(Stored dataset items)
^^^^
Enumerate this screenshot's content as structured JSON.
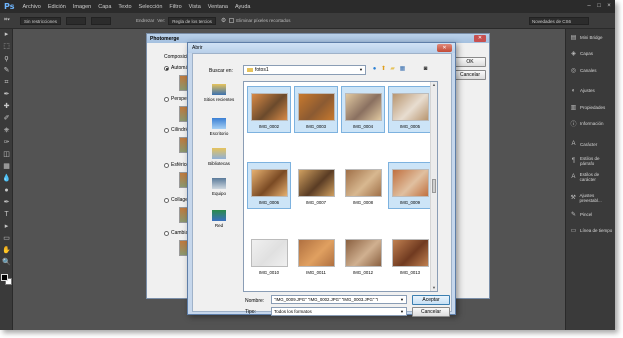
{
  "app": {
    "logo": "Ps",
    "menu": [
      "Archivo",
      "Edición",
      "Imagen",
      "Capa",
      "Texto",
      "Selección",
      "Filtro",
      "Vista",
      "Ventana",
      "Ayuda"
    ],
    "window_controls": [
      "–",
      "□",
      "×"
    ]
  },
  "options_bar": {
    "tool_icon": "crop-tool-icon",
    "style_value": "Sin restricciones",
    "straighten_label": "Endrezar",
    "view_label": "Ver:",
    "view_value": "Regla de los tercios",
    "delete_pixels_label": "Eliminar píxeles recortados",
    "workspace_value": "Novedades de CS6"
  },
  "tools": [
    "move-tool-icon",
    "marquee-tool-icon",
    "lasso-tool-icon",
    "quick-select-tool-icon",
    "crop-tool-icon",
    "eyedropper-tool-icon",
    "healing-brush-icon",
    "brush-tool-icon",
    "clone-stamp-icon",
    "history-brush-icon",
    "eraser-tool-icon",
    "gradient-tool-icon",
    "blur-tool-icon",
    "dodge-tool-icon",
    "pen-tool-icon",
    "type-tool-icon",
    "path-select-icon",
    "shape-tool-icon",
    "hand-tool-icon",
    "zoom-tool-icon"
  ],
  "tool_glyphs": [
    "▸",
    "⬚",
    "ϙ",
    "✎",
    "⌗",
    "✒",
    "✚",
    "✐",
    "⎈",
    "✑",
    "◫",
    "▦",
    "💧",
    "●",
    "✒",
    "T",
    "▸",
    "▭",
    "✋",
    "🔍"
  ],
  "dock": {
    "items": [
      {
        "icon": "mini-bridge-icon",
        "glyph": "▤",
        "label": "Mini Bridge"
      },
      {
        "icon": "layers-icon",
        "glyph": "◈",
        "label": "Capas"
      },
      {
        "icon": "channels-icon",
        "glyph": "◎",
        "label": "Canales"
      },
      {
        "icon": "adjustments-icon",
        "glyph": "◐",
        "label": "Ajustes"
      },
      {
        "icon": "properties-icon",
        "glyph": "▥",
        "label": "Propiedades"
      },
      {
        "icon": "info-icon",
        "glyph": "ⓘ",
        "label": "Información"
      },
      {
        "icon": "character-icon",
        "glyph": "A",
        "label": "Carácter"
      },
      {
        "icon": "paragraph-styles-icon",
        "glyph": "¶",
        "label": "Estilos de párrafo"
      },
      {
        "icon": "character-styles-icon",
        "glyph": "A",
        "label": "Estilos de carácter"
      },
      {
        "icon": "tool-presets-icon",
        "glyph": "⚒",
        "label": "Ajustes preestabl..."
      },
      {
        "icon": "brush-icon",
        "glyph": "✎",
        "label": "Pincel"
      },
      {
        "icon": "timeline-icon",
        "glyph": "▭",
        "label": "Línea de tiempo"
      }
    ]
  },
  "photomerge": {
    "title": "Photomerge",
    "layout_label": "Composición",
    "options": [
      {
        "label": "Automático",
        "selected": true
      },
      {
        "label": "Perspectiva",
        "selected": false
      },
      {
        "label": "Cilíndrico",
        "selected": false
      },
      {
        "label": "Esférico",
        "selected": false
      },
      {
        "label": "Collage",
        "selected": false
      },
      {
        "label": "Cambiar posición",
        "selected": false
      }
    ],
    "ok_label": "OK",
    "cancel_label": "Cancelar"
  },
  "open_dialog": {
    "title": "Abrir",
    "look_in_label": "Buscar en:",
    "look_in_value": "fotos1",
    "places": [
      {
        "icon": "recent-places-icon",
        "label": "Sitios recientes"
      },
      {
        "icon": "desktop-icon",
        "label": "Escritorio"
      },
      {
        "icon": "libraries-icon",
        "label": "Bibliotecas"
      },
      {
        "icon": "computer-icon",
        "label": "Equipo"
      },
      {
        "icon": "network-icon",
        "label": "Red"
      }
    ],
    "files": [
      {
        "name": "IMG_0002",
        "selected": true,
        "c1": "#d88a46",
        "c2": "#6b4a2c"
      },
      {
        "name": "IMG_0003",
        "selected": true,
        "c1": "#c7792e",
        "c2": "#8b5a32"
      },
      {
        "name": "IMG_0004",
        "selected": true,
        "c1": "#e0c8a0",
        "c2": "#8a7060"
      },
      {
        "name": "IMG_0005",
        "selected": true,
        "c1": "#b89670",
        "c2": "#e8ddd0"
      },
      {
        "name": "IMG_0006",
        "selected": true,
        "c1": "#e6b070",
        "c2": "#7a4a24"
      },
      {
        "name": "IMG_0007",
        "selected": false,
        "c1": "#d0a060",
        "c2": "#5a3c24"
      },
      {
        "name": "IMG_0008",
        "selected": false,
        "c1": "#a07048",
        "c2": "#d8b890"
      },
      {
        "name": "IMG_0009",
        "selected": true,
        "c1": "#c07040",
        "c2": "#e0c0a0"
      },
      {
        "name": "IMG_0010",
        "selected": false,
        "c1": "#f0f0f0",
        "c2": "#e0e0e0"
      },
      {
        "name": "IMG_0011",
        "selected": false,
        "c1": "#b07040",
        "c2": "#e0a060"
      },
      {
        "name": "IMG_0012",
        "selected": false,
        "c1": "#8a6040",
        "c2": "#d0b090"
      },
      {
        "name": "IMG_0013",
        "selected": false,
        "c1": "#c08050",
        "c2": "#703a20"
      }
    ],
    "name_label": "Nombre:",
    "name_value": "\"IMG_0009.JPG\" \"IMG_0002.JPG\" \"IMG_0003.JPG\" \"I",
    "type_label": "Tipo:",
    "type_value": "Todos los formatos",
    "accept_label": "Aceptar",
    "cancel_label": "Cancelar"
  }
}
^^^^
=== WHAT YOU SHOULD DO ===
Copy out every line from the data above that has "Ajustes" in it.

=== RESPONSE BOX ===
        "label": "Ajustes"
        "label": "Ajustes preestabl..."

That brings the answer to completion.